    I’m happy to bring the MS-DEFCON coverage to a wider audience. It’s my contribution to promoting safe and sensible patching strategies.

  • MS-DEFCON 4: Closing out the year of patching

    AskWoody Plus Alert Logo
    ISSUE 18.50.1 • 2021-12-28

    MS-DEFCON 4

    By Susan Bradley

    The end of 2021 brings the final updates for Windows 10 2004. Meanwhile, most of us are planning not to install the new Windows 11.

    The December patching month has been relatively uneventful for Windows Home Edition users. The only major patching side effect I’ve seen came when an Office update prevented multiple users of Access from opening a database on the network. As noted in a Microsoft support page, the Microsoft 365 click-to-run versions listed below have been fixed.
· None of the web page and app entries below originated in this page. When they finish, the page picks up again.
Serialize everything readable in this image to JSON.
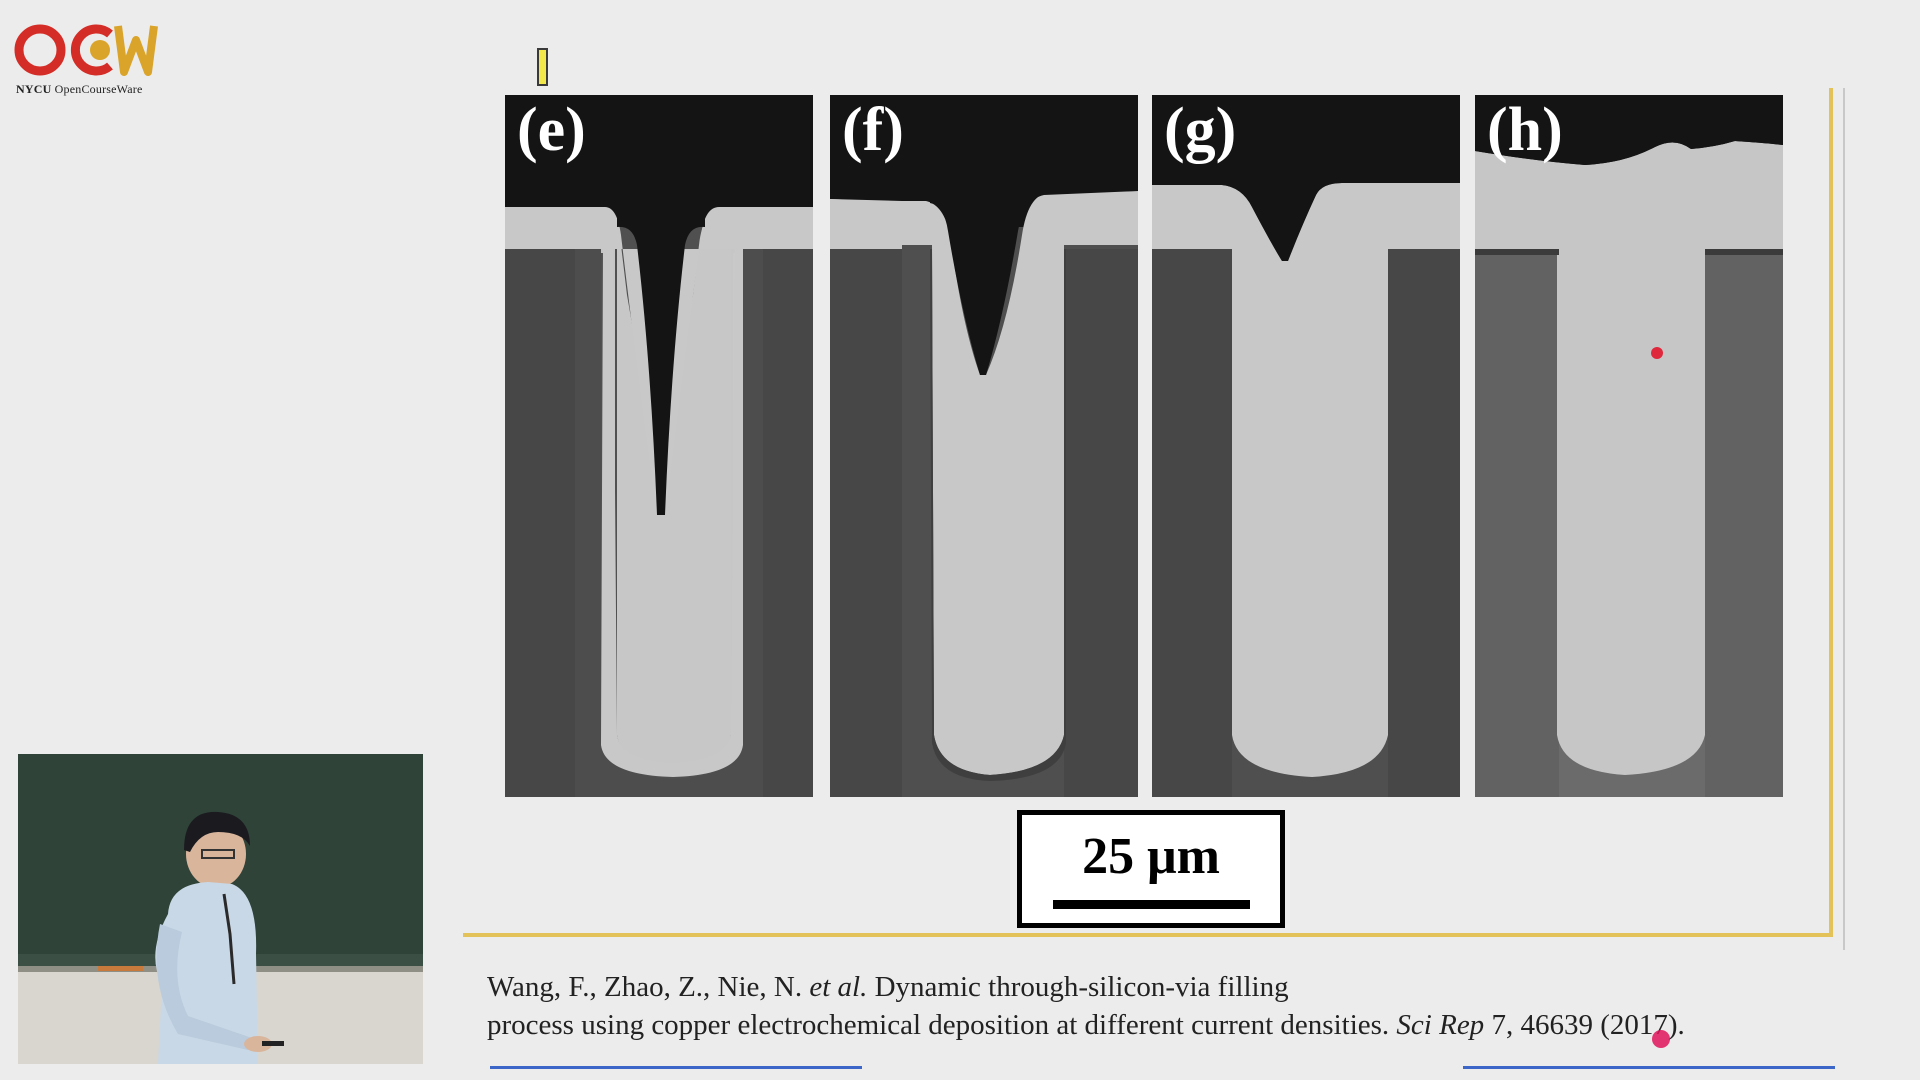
{
  "logo": {
    "name": "NYCU",
    "subtitle": "OpenCourseWare",
    "colors": {
      "red": "#d42c26",
      "gold": "#d9a429"
    }
  },
  "slide": {
    "frame_color": "#e3c25a",
    "panels": [
      {
        "label": "(e)",
        "stage": "partial"
      },
      {
        "label": "(f)",
        "stage": "partial"
      },
      {
        "label": "(g)",
        "stage": "nearly-filled"
      },
      {
        "label": "(h)",
        "stage": "filled"
      }
    ],
    "scale_bar": {
      "text": "25 μm"
    }
  },
  "citation": {
    "authors": "Wang, F., Zhao, Z., Nie, N.",
    "et_al": "et al.",
    "title_part1": "Dynamic through-silicon-via filling",
    "title_part2": "process using copper electrochemical deposition at different current densities.",
    "journal": "Sci Rep",
    "volume_pages": "7, 46639 (2017).",
    "link_color": "#3d66c9"
  },
  "video": {
    "subject": "lecturer at chalkboard"
  }
}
If you use Access, close and reopen Office to trigger it to download a new version. The fixed versions are:

    If you have Office 2016, the fix is in KB4484211. You must manually download the patch and install it. We’re still waiting on the fix for Office 2013.

    Consumer and home users

    Now is the time to upgrade Windows 10 2004 to 21H2. If you have not already been offered 21H2, I recommend a visit to the Windows 10 ISO page; click on the Update now button. Of course, be sure you have a backup of your computer first. Also, uninstall any VPN software you use — it’s a bit of overkill, but I have seen cases of VPN software interfering with the update process. Reinstall it after the upgrade is complete.

    If you have any side effects, please visit the forums so we can follow up on any lingering issues. The good news for Windows 10 is that it’s moving to a once-a-year feature-release cadence. Given that Microsoft will be focusing on Windows 11, I anticipate that Windows 10 updates will turn into a nice, boring release process for most of us.

    Business users

    Unless you are running Enterprise versions, I also recommend that businesses move to Windows 10 21H2. The version has been stable in my office. I always make sure that I have all workstations on the same version of Windows 10, to make my life easier.

    Many of us are still trying to chase down the patching we need to do for the Log4j2 vulnerability. It may take time to follow up with all the vendors in your clients’ networks, so be prepared to get updates from vendors as they discover what is and is not vulnerable. For example, I’ve found that my Ricoh printers are not vulnerable in my own network. Going through this listing takes time, and you’ll probably need to work together with each client. Don’t expect to know immediately what is vulnerable.

    Read the full story in the AskWoody Plus Alert 18.50.1 (2021-12-28).

  • Staying safe this holiday season

    PATCH WATCH

    Susan Bradley

    By Susan Bradley

    This is the season of bright lights and holiday scams. Not a day goes by when I don’t receive notice that a credit card has an alert, a FedEx package has been delayed, or my bank account is overdrawn.

    I’ve seen bogus links to websites that want my credentials, that want to inject malware into my machine, that basically want to steal money from me. While most of the time these scams are very obvious, there are times when they make me stop and do additional checking — just to make sure that I’ve not been scammed. As we close the year, it’s a good time to remind ourselves of various tips and best practices to keep ourselves protected.

    Read the full story in the AskWoody Plus Newsletter 18.50.0 (2021-12-27).